2012

NOCC supports quality of life research with the GOG 0225, LIvES Study, which is ongoing and conducted by the University of Arizona Cancer Center.

2013

More than 4,000 Faces of Hope TEAL totes are distributed.

2014

More than 575,000 pieces of education and awareness literature are distributed nationally.

NOCC affirms its commitment to research with the newest  initiative, collaborating with Stand Up to Cancer, Ovarian Cancer National Alliance, and Ovarian Cancer Research Fund to support the “Ovarian Cancer Dream Team.”

NOCC is featured in the highly coveted showcase window at 10 Rockefeller Plaza in midtown Manhattan.

2016

NOCC reaches its milestone 25th anniversary.

NOCC becomes an official charity partner for the New York Marathon and launches its first platform for endurance enthusiasts across the U.S - Team Teal®.

2017

Rejuvenate, the first event of its kind, is introduced by NOCC for survivors as a retreat experience centered around the mind, body and spirit; it later expands to a national series.

Not Knowing is Killing Us is launched as a hard-hitting national awareness campaign. 

2018  

NOCC's signature Run/Walk Series is rebranded and Together in Teal® Ending Ovarian Cancer is brought to life in communities across the nation.  

2019

Team Teal®, NOCC's endurance platform, expands internationally with participants in Greece and Canada.  

Together in Teal® Ending Ovarian Cancer is hosted at New York City's Intrepid Sea, Air & Space Museum, a national historic landmark.

2020

In response to the pandemic, NOCC introduces programming offering relief to women and their caregivers including home meal delivery, Comfort for the Soul, and online professional counseling through Comfort the Mind.  

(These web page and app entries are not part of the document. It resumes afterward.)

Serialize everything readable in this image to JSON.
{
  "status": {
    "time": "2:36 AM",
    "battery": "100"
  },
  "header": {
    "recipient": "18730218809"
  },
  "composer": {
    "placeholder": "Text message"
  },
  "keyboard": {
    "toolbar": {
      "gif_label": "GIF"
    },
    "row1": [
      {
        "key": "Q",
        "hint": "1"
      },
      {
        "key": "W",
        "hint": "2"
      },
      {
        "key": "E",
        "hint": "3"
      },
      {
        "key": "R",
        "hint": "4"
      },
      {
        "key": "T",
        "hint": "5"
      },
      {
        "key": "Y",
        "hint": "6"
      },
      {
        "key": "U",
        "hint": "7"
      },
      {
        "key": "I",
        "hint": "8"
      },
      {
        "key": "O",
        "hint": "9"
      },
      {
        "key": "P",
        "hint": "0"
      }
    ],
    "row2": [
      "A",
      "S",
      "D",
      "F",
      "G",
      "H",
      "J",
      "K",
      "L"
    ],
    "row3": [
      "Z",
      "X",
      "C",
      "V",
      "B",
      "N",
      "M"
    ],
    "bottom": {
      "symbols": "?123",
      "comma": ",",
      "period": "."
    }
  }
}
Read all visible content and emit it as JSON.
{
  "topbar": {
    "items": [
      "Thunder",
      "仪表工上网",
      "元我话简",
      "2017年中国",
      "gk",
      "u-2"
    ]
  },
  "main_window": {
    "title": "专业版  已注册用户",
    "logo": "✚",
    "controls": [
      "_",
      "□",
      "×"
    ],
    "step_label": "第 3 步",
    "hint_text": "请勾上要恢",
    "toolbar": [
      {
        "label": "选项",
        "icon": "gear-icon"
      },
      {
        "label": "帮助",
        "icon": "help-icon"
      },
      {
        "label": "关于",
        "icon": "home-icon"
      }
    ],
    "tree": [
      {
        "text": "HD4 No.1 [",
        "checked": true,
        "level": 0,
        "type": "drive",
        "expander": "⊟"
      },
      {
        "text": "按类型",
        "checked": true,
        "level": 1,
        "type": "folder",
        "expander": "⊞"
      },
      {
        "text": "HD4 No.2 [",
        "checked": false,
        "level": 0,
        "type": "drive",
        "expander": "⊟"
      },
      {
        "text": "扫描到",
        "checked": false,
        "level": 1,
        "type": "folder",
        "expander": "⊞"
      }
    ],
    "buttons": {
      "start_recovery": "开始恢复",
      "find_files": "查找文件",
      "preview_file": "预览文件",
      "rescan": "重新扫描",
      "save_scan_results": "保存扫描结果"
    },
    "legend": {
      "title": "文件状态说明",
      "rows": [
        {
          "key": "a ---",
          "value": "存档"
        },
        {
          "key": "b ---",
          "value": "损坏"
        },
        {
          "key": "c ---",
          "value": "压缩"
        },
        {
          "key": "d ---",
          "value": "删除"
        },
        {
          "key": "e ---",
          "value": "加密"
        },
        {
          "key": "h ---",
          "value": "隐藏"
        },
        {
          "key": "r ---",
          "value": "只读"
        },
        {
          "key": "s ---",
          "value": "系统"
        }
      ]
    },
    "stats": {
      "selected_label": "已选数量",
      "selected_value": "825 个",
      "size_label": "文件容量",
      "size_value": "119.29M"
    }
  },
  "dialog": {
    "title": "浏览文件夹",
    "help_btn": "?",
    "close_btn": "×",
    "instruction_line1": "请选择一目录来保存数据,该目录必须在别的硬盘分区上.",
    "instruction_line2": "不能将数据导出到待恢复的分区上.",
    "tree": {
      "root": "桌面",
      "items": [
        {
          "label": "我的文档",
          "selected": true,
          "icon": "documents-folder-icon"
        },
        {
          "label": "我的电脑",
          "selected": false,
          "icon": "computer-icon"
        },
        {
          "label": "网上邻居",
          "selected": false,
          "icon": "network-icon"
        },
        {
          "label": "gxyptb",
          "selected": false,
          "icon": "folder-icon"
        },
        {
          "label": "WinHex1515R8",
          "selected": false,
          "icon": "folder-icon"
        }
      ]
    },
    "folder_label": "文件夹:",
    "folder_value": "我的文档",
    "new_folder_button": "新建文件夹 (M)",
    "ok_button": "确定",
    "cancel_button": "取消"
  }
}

Teal Hearts Network, a series of regional survivor support groups, commences in a virtual setting.

Together in Teal(R) hosts its first virtual experience, No Boundaries, and unites participants in 50 states and 9 countries.  

Signs and Symptoms

Ovarian cancer signs and symptoms include:

  • Feeling the need to urinate urgently or often
  • Trouble eating or feeling full quickly
  • Pelvic or abdominal pain
  • Bloating
  • Back pain
  • Upset stomach or heartburn
  • Fatigue
  • Constipation or menstrual changes
  • Pain during sex